Last month, my
Going Away, but Retuning to a Different PlaceThe last time I mentioned back spreads was more than a year ago in
Backing EMC Into StorageThis time, let's use January 2005 calls, which give us a nine-month time horizon (making the options still technically LEAPs). The premise is that the expanded time period will not only allow for a more substantial price move, but also the likelihood that implied volatilities will have lifted off of their eight-year lows. EMC ( EMC) strikes me as a good candidate for establishing a call back spread. With shares in the data storage company trading at $11.75 on Wednesday, one possible back spread would be to sell one January 2005 $10 call for $2.60 per contract and buy two $12.50 calls for $1.25 each (a total of $2.50) for a net credit of 10 cents, or $10 a spread. (Consider this an even-money position when the cost of commissions is included). The table below shows the costs as well as the profit and loss for various price points in EMC at the January 2005 expiration. Note that it makes no assumptions about changes in implied volatility. While EMC is getting beaten down in an out-of-favor group, it remains one of the best-run companies in the sector, and it doesn't seem unreasonable to believe the stock could double in the next nine months.

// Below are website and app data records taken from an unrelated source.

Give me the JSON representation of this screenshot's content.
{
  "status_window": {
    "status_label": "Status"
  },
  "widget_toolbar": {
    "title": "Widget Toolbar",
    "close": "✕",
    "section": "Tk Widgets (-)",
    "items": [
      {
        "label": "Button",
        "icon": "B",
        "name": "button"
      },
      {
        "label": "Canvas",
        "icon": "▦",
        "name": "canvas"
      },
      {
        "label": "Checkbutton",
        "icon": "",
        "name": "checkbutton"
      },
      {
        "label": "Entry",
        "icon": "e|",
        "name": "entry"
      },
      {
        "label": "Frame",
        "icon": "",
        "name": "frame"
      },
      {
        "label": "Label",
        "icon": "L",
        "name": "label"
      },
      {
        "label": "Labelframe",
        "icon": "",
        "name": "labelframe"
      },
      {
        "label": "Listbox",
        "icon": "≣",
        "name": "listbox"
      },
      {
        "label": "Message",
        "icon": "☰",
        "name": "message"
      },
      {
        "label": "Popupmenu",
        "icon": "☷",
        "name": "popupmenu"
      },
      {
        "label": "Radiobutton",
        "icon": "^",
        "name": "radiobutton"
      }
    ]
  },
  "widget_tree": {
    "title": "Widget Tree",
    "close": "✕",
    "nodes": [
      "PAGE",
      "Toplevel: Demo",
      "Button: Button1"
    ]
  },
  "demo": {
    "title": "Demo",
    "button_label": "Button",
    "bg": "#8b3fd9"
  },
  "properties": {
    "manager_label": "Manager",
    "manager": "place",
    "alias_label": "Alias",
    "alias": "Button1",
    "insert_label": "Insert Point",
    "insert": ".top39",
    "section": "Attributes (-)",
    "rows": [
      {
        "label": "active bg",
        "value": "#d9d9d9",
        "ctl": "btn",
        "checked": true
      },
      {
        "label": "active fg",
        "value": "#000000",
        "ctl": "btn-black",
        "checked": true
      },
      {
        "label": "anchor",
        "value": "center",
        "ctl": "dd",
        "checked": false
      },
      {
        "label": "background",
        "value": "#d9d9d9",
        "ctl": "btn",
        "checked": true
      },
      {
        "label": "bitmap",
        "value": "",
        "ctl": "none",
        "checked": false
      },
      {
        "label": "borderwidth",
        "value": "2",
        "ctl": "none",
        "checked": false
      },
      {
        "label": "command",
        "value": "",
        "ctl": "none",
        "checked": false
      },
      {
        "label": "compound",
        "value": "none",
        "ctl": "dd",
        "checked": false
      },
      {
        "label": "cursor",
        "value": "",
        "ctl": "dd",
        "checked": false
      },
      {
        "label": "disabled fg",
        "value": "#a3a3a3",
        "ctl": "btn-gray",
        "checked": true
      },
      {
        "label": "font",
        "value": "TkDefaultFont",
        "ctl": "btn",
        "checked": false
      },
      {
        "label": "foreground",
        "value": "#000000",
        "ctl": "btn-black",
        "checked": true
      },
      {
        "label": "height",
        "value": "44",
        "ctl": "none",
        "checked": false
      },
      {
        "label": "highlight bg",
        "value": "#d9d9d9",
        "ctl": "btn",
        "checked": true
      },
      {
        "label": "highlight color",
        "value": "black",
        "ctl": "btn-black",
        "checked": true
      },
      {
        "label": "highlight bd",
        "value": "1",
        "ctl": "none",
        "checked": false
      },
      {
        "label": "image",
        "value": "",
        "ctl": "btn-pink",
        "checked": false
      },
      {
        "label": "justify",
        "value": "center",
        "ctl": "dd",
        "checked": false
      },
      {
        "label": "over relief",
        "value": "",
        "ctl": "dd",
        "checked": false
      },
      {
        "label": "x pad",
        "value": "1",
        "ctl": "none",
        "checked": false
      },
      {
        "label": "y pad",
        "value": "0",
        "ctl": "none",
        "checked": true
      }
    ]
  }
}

|EMC Back Spread |
|Values with EMC at Various Prices|
|Sell 1 Jan. $10 Call||$2.60||$0||($2.50)||($5.00)||($10.00)|
|Buy 2 Jan $12.50 Calls||1.25x2=(2.50)||0||0||5.00||15.00|
|Source: TSC Research|